How is this possible? Many employees enjoy the freedom of being able to set their own timelines and follow their own schedules from home. You can support this by balancing self-guided remote training for employees (e.g., training that moves them along on their personal professional development plan) with group training that would benefit the entire company. If they have additional time and want to build their skillset, this may be just the time.

8. Focus on goals, not time in front of screen

Image text: Stop worrying about seat time. Focus on goals.

Many employers worry that their workers won’t spend their full workday plugging away in front of a screen. With a remote workforce, this doesn't make sense. Instead, stop worrying about “seat time” and focus on goals.

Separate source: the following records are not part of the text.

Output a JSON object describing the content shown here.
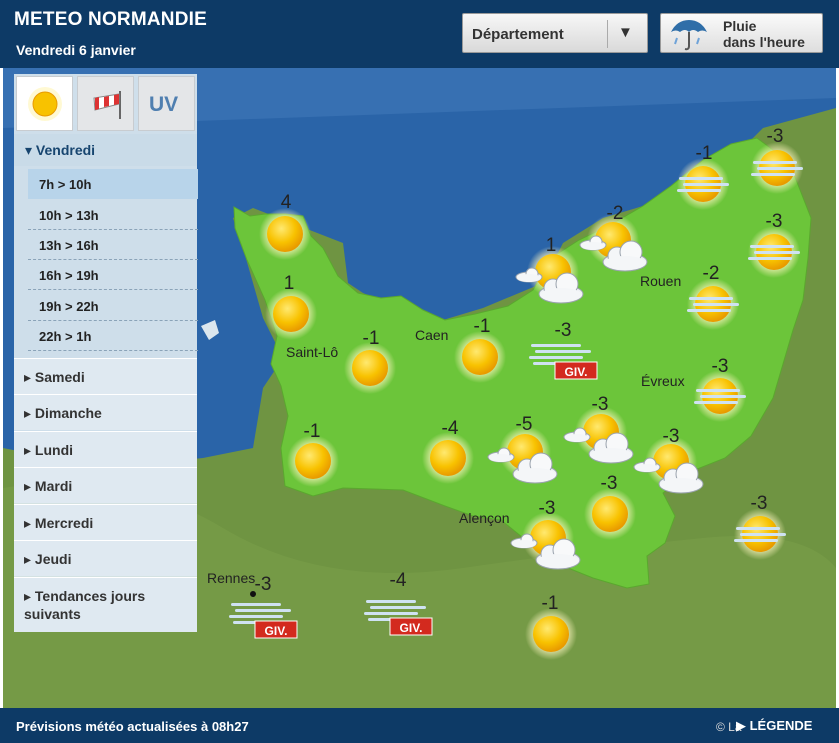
{
  "header": {
    "title": "METEO NORMANDIE",
    "date": "Vendredi 6 janvier",
    "department_label": "Département",
    "rain_line1": "Pluie",
    "rain_line2": "dans l'heure"
  },
  "tabs": [
    {
      "icon": "sun-icon",
      "active": true
    },
    {
      "icon": "windsock-icon",
      "active": false
    },
    {
      "label": "UV",
      "active": false
    }
  ],
  "sidebar": {
    "current_day": "▾ Vendredi",
    "slots": [
      "7h > 10h",
      "10h > 13h",
      "13h > 16h",
      "16h > 19h",
      "19h > 22h",
      "22h > 1h"
    ],
    "active_slot": "7h > 10h",
    "days": [
      "▸ Samedi",
      "▸ Dimanche",
      "▸ Lundi",
      "▸ Mardi",
      "▸ Mercredi",
      "▸ Jeudi"
    ],
    "trends": "▸ Tendances jours suivants"
  },
  "map": {
    "cities": [
      "Saint-Lô",
      "Caen",
      "Rouen",
      "Évreux",
      "Alençon",
      "Rennes"
    ],
    "forecasts": [
      {
        "temp": "4",
        "icon": "sun"
      },
      {
        "temp": "1",
        "icon": "sun"
      },
      {
        "temp": "-1",
        "icon": "sun"
      },
      {
        "temp": "-1",
        "icon": "sun"
      },
      {
        "temp": "-3",
        "icon": "frost"
      },
      {
        "temp": "-1",
        "icon": "sun"
      },
      {
        "temp": "-4",
        "icon": "sun"
      },
      {
        "temp": "-5",
        "icon": "sun-clouds"
      },
      {
        "temp": "-3",
        "icon": "sun-clouds"
      },
      {
        "temp": "-3",
        "icon": "sun-clouds"
      },
      {
        "temp": "-3",
        "icon": "sun"
      },
      {
        "temp": "-3",
        "icon": "sun-clouds"
      },
      {
        "temp": "1",
        "icon": "sun-clouds"
      },
      {
        "temp": "-2",
        "icon": "sun-clouds"
      },
      {
        "temp": "-1",
        "icon": "mist"
      },
      {
        "temp": "-3",
        "icon": "mist"
      },
      {
        "temp": "-3",
        "icon": "mist"
      },
      {
        "temp": "-2",
        "icon": "mist"
      },
      {
        "temp": "-3",
        "icon": "mist"
      },
      {
        "temp": "-3",
        "icon": "mist"
      },
      {
        "temp": "-3",
        "icon": "frost"
      },
      {
        "temp": "-4",
        "icon": "frost"
      },
      {
        "temp": "-1",
        "icon": "sun"
      }
    ],
    "frost_label": "GIV."
  },
  "footer": {
    "text": "Prévisions météo actualisées à 08h27",
    "legend": "▶ LÉGENDE",
    "copyright": "© La"
  },
  "colors": {
    "header_bg": "#0d3a66",
    "sea": "#2a64a8",
    "land_normandy": "#6cc53a",
    "land_other": "#6f9442",
    "sun": "#f8c200"
  }
}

Global Workplace Analytics looked at 4,000 studies of employees working from home and found that employees who telecommuted for any reason were more productive, satisfied, and economically viable to the company than those who work in a traditional office setting. This is even without set schedules and a company-planned workday schedule.

In other words, if your employee can achieve their goals more efficiently at home, don’t worry about how long it takes.

9. Document all training

A solid learning management system can help keep track of which employees have completed which training. This is crucial especially in fields where certifications and licenses require training to stay current.

The documentation process also helps you keep your training programs consistent and seamless. If the person in charge of developing training leaves your company, you’ll still have a record of courses and resources used in each training.

10. Create a culture of remote work

You took the time to nurture a supportive work culture in the office, and now it’s time to do the same thing for remote workers. A culture of remote work outlines clear expectations for each job, avenues for support and help, and places (online or in person if possible) where employees can connect with each other.

Because a culture of remote work is not reinforced with daily interaction, it’s crucial that each employee knows and understands from the beginning what is expected of them and what they can rely on from you.

Bring in help

EdgePoint Learning has been a fully remote team from the beginning. We know (and use) strategies that work to keep our employees engaged and trained on the most up-to-date practices. Whether you need an entire course or some co-development services, we can help.

Get in touch today!